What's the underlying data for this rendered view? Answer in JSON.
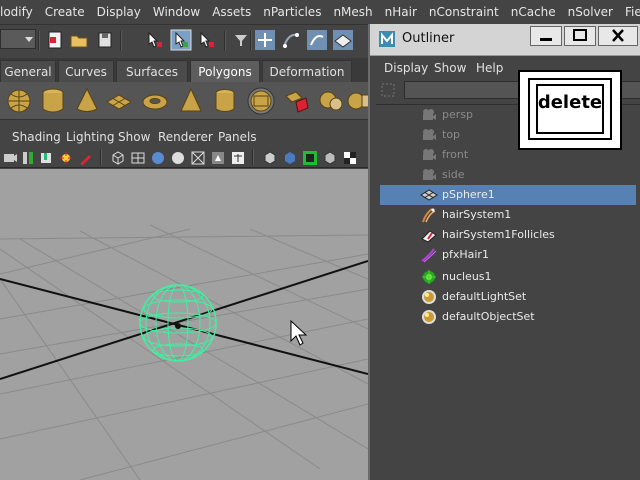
{
  "main_menu": [
    "lodify",
    "Create",
    "Display",
    "Window",
    "Assets",
    "nParticles",
    "nMesh",
    "nHair",
    "nConstraint",
    "nCache",
    "nSolver",
    "Fields"
  ],
  "shelf_tabs": [
    "General",
    "Curves",
    "Surfaces",
    "Polygons",
    "Deformation"
  ],
  "active_shelf_tab": "Polygons",
  "panel_menu": [
    "Shading",
    "Lighting",
    "Show",
    "Renderer",
    "Panels"
  ],
  "outliner": {
    "title": "Outliner",
    "menu": [
      "Display",
      "Show",
      "Help"
    ],
    "items": [
      {
        "label": "persp",
        "icon": "camera-icon",
        "dim": true,
        "selected": false
      },
      {
        "label": "top",
        "icon": "camera-icon",
        "dim": true,
        "selected": false
      },
      {
        "label": "front",
        "icon": "camera-icon",
        "dim": true,
        "selected": false
      },
      {
        "label": "side",
        "icon": "camera-icon",
        "dim": true,
        "selected": false
      },
      {
        "label": "pSphere1",
        "icon": "mesh-icon",
        "dim": false,
        "selected": true
      },
      {
        "label": "hairSystem1",
        "icon": "hair-system-icon",
        "dim": false,
        "selected": false
      },
      {
        "label": "hairSystem1Follicles",
        "icon": "follicles-icon",
        "dim": false,
        "selected": false
      },
      {
        "label": "pfxHair1",
        "icon": "pfx-hair-icon",
        "dim": false,
        "selected": false
      },
      {
        "label": "nucleus1",
        "icon": "nucleus-icon",
        "dim": false,
        "selected": false
      },
      {
        "label": "defaultLightSet",
        "icon": "set-icon",
        "dim": false,
        "selected": false
      },
      {
        "label": "defaultObjectSet",
        "icon": "set-icon",
        "dim": false,
        "selected": false
      }
    ]
  },
  "delete_key_overlay": "delete",
  "colors": {
    "selection": "#5881b3",
    "sphere_wireframe": "#3ff0a0",
    "viewport_bg": "#a1a1a1"
  }
}
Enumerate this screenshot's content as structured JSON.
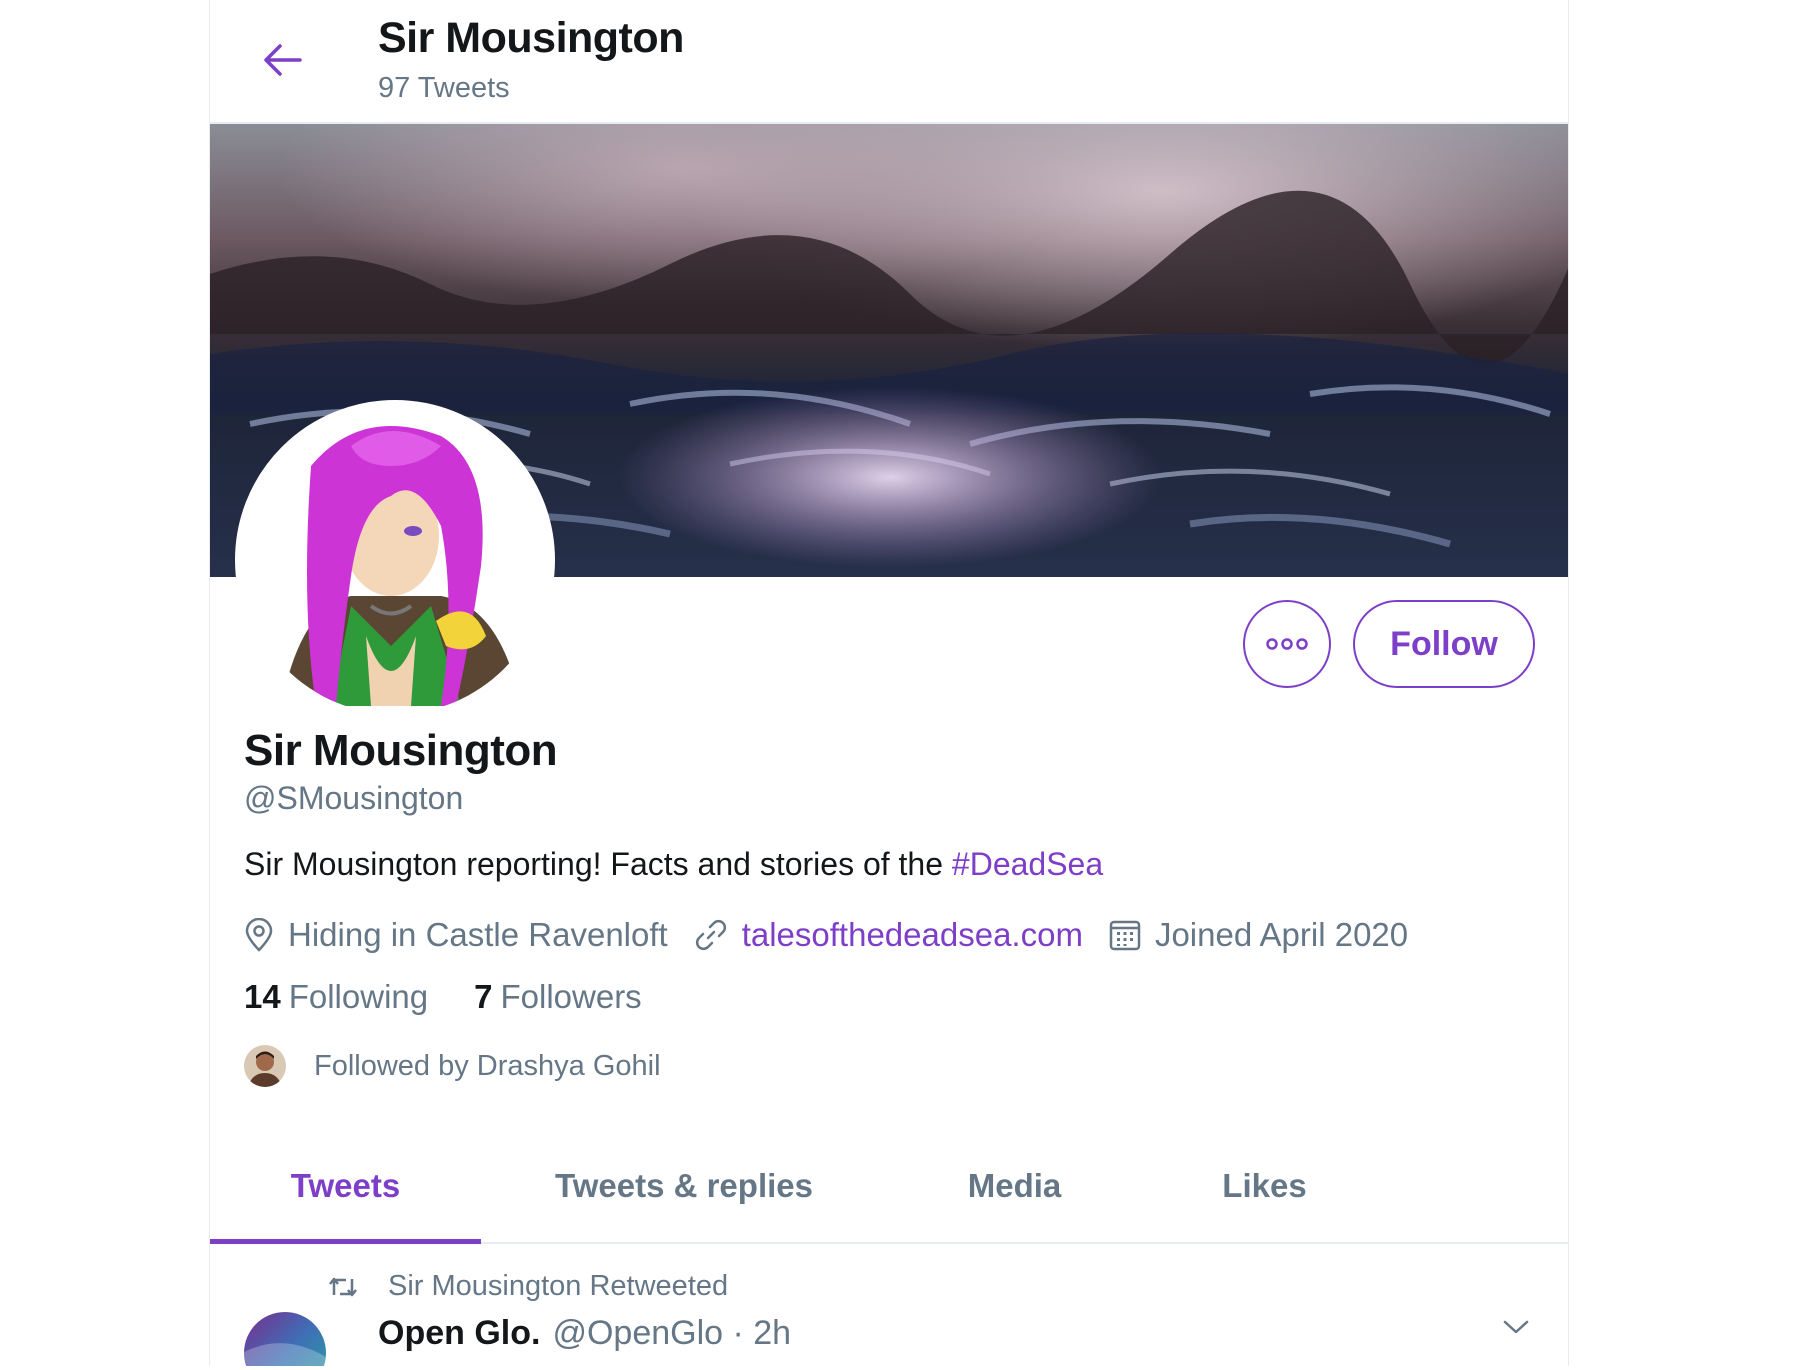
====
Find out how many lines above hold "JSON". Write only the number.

2